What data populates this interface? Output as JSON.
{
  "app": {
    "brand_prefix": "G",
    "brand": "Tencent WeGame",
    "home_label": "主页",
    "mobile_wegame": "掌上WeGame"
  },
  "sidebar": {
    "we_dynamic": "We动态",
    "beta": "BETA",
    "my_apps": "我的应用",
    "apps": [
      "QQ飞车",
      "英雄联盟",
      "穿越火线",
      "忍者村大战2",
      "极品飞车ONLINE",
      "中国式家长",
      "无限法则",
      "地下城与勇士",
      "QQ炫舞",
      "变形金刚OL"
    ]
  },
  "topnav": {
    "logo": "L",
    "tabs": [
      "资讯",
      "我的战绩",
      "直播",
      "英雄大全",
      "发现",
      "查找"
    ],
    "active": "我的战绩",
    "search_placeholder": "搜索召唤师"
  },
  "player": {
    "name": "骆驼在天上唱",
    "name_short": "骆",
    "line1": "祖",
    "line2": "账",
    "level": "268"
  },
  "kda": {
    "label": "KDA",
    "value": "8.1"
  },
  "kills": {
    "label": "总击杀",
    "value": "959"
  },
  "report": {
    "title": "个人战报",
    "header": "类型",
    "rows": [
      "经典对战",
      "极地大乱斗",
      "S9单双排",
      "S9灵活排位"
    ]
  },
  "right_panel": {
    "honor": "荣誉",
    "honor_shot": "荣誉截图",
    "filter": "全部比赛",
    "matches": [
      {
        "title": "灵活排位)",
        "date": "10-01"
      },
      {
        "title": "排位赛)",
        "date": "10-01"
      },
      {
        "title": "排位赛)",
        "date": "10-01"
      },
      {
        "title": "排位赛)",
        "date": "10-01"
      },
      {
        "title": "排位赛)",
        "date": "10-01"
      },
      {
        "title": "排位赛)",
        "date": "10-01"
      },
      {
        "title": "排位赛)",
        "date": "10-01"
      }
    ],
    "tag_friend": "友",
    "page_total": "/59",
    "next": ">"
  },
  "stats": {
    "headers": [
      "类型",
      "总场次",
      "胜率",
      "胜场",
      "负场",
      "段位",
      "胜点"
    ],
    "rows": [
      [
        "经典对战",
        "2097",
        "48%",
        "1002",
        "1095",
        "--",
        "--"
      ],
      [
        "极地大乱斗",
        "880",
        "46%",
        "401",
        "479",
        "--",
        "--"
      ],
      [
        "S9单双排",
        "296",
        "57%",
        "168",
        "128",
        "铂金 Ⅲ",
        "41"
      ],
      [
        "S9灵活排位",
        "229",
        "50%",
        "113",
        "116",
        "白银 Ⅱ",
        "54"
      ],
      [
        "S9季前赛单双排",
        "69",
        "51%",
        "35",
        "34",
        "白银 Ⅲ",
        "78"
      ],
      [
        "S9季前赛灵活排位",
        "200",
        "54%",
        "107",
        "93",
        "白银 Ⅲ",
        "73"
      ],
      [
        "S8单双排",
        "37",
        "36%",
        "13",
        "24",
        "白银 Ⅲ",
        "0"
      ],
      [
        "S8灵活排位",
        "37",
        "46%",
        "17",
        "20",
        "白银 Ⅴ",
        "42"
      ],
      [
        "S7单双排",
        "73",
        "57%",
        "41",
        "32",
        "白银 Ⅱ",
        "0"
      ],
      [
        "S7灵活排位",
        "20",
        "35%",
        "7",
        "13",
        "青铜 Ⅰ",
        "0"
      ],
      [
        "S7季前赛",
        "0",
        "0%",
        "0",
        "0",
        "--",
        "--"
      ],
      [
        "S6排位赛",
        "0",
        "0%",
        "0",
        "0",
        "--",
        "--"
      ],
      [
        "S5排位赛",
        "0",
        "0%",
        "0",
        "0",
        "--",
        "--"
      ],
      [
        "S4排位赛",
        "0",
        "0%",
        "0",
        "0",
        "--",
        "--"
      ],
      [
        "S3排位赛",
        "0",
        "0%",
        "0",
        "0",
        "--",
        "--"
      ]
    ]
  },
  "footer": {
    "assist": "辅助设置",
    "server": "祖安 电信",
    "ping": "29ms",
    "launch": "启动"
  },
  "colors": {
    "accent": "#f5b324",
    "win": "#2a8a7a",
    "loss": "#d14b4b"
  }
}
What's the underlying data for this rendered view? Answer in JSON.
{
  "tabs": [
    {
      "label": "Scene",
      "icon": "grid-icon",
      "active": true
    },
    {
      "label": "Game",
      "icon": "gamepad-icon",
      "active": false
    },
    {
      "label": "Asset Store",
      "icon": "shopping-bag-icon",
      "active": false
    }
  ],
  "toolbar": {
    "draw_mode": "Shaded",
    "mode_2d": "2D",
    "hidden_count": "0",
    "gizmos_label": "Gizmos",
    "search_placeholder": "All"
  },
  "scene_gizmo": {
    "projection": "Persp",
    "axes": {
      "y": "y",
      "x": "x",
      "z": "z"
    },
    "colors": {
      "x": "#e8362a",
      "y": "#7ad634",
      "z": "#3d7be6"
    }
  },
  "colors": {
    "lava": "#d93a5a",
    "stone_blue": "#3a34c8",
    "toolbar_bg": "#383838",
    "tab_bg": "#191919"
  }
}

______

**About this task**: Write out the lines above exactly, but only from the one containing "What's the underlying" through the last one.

**Reply**:
What's the underlying data for this rendered view? Answer in JSON.
{
  "tabs": [
    {
      "label": "Scene",
      "icon": "grid-icon",
      "active": true
    },
    {
      "label": "Game",
      "icon": "gamepad-icon",
      "active": false
    },
    {
      "label": "Asset Store",
      "icon": "shopping-bag-icon",
      "active": false
    }
  ],
  "toolbar": {
    "draw_mode": "Shaded",
    "mode_2d": "2D",
    "hidden_count": "0",
    "gizmos_label": "Gizmos",
    "search_placeholder": "All"
  },
  "scene_gizmo": {
    "projection": "Persp",
    "axes": {
      "y": "y",
      "x": "x",
      "z": "z"
    },
    "colors": {
      "x": "#e8362a",
      "y": "#7ad634",
      "z": "#3d7be6"
    }
  },
  "colors": {
    "lava": "#d93a5a",
    "stone_blue": "#3a34c8",
    "toolbar_bg": "#383838",
    "tab_bg": "#191919"
  }
}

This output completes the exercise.